Perhaps the best way to get a handle on Alexander is to read this debate between himself and Peter Eisenman, a modernist-deconstrictivist, who openly admits that Alexander's theory of architecture infuriates him. Keep in mind, that for the most part it is people like Eisenman who are in charge of providing the theory that underlies most "relevant" architecture done in the western world today.

Alexander: I don't fully follow what you're saying. It never occurred to me that someone could so explicitly reject the core experience of something like Chartres [Cathedral]. It's very interesting to have this conversation. If this weren't a public situation, I'd be tempted to get into this on a psychiatric level. I'm actually quite serious about this. What I'm saying is that I understand how one could be very panicked by these kinds of feelings. Actually, it's been my impression that a large part of the history of modern architecture has been a kind of panicked withdrawal from these kinds of feelings, which have governed the formation of buildings over the last 2000 years or so.

Why that panicked withdrawal occurred, I'm still trying to find out. It's not clear to me. But I've never heard somebody say, until a few moments ago, someone say explicitly: "Yes, I find that stuff freaky. I don't like to deal with feelings. I like to deal with ideas." Then, of course, what follows is very clear. You would like the Palladio building; you would not be particularly happy with Chartres, and so forth. And Mies ... 

Eisenman: The panicked withdrawal of the alienated self was dealt with in Modernism -- which was concerned with the alienation of the self from the collective.

Eisenman repeats several times that architecture's purpose is to express the state of modern man: his alienation, fragmentation, etc. He finds it inappropriate to make architecture that serves man's basic nature, needs, and feelings, because, I suppose, that's just not where the world spirit is right now. It's like listening to Lucifer calmly describing the building code in Hell.

Read samples from Alexander's books below


New Zealand Book Council - Going West

Snip snip snip. This gives me chills.

Create Amazing

It seems I'm on a roll today. Since Catherine seems to be our essayist, I think I may be doomed to the role of "poster of internet oddities." Well, I'll see what I can do to change that, but not today. Today I bring your attention a charming and beautiful advertisement by HP. There is a shorter, more talky ad on Youtube, but the director's cut is also available, and I recommend you watch it first, even if it is a large file. The technique is called tilt-shift photography, which distorts the depth of field in a real scene, making it look like a model.
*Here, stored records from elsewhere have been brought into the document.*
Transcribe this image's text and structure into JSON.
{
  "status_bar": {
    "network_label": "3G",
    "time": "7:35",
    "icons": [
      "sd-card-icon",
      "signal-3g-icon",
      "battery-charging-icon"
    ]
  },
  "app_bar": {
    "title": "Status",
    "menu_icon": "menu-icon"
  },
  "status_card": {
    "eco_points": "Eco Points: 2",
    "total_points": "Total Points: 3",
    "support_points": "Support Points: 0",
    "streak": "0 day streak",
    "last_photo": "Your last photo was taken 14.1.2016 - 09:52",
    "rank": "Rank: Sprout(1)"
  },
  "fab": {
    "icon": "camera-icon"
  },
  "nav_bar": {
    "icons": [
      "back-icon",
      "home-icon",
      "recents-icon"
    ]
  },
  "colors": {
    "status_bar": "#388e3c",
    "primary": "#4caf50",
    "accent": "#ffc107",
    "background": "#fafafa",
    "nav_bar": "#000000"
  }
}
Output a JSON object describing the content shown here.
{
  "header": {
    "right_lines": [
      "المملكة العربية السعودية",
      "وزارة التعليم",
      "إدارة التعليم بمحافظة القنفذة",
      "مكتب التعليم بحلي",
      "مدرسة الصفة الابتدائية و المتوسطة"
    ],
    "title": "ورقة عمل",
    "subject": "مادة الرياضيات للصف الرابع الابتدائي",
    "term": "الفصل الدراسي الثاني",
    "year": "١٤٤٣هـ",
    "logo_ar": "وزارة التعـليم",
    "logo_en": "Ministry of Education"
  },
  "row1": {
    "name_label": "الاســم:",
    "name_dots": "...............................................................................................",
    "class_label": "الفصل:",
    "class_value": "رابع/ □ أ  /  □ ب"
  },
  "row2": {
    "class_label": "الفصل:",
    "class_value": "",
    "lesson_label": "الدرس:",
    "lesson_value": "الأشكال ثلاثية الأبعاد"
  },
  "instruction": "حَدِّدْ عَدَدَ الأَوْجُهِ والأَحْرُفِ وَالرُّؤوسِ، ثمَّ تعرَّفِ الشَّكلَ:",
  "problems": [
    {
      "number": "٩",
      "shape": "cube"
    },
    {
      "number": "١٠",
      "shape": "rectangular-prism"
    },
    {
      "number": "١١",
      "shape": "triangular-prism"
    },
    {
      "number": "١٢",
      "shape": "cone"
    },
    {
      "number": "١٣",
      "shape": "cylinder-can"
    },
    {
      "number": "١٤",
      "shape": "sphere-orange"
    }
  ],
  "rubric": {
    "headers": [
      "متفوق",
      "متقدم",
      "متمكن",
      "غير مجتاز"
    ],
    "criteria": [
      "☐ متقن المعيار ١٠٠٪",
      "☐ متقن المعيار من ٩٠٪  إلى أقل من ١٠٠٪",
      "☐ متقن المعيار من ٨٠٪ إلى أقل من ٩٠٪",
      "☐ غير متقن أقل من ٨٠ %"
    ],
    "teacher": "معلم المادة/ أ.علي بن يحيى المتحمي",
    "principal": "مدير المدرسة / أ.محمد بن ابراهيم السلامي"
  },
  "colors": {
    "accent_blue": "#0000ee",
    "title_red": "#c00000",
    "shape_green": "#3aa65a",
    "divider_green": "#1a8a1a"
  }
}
The song, in case you wanted to know, is called "Rescue Song" by Mr Little Jeans.

Create Amazing

Lu Guang - Pollution in China

The results of China's insane rate of industrial expansion have been cataloged recently by Lu Guang, who has been garnering acclaim for his work "Pollution in China". The consequences of treating a nation's populace and environment purely as capital-producing resources are laid out in stark detail.

Images here
and here

Delphic - This Momentary

My fascination with abandoned environments continues unabated, and sparked my interest in this music video, composed of recent footage of Chernobyl and the Russian populace living in the region. Beautiful and haunting.


The Third & The Seventh

This is something to experience. Fullscreen the video, turn down the lights, and turn up the sound.


The Return of Flannery and Chesterton

By popular demand, the audio of Flannery O'Connor and G.K. Chesterton have returned. They can be downloaded from the links below.

Chesterton on Canada
O'Connor on Some Aspects of the Grotesque in Southern Literature
O'Connor reads A Good Man is Hard to Find

The O'Connor audios are also available at Black Market Kidneys, where they can be found as mp3s. Thanks, guys!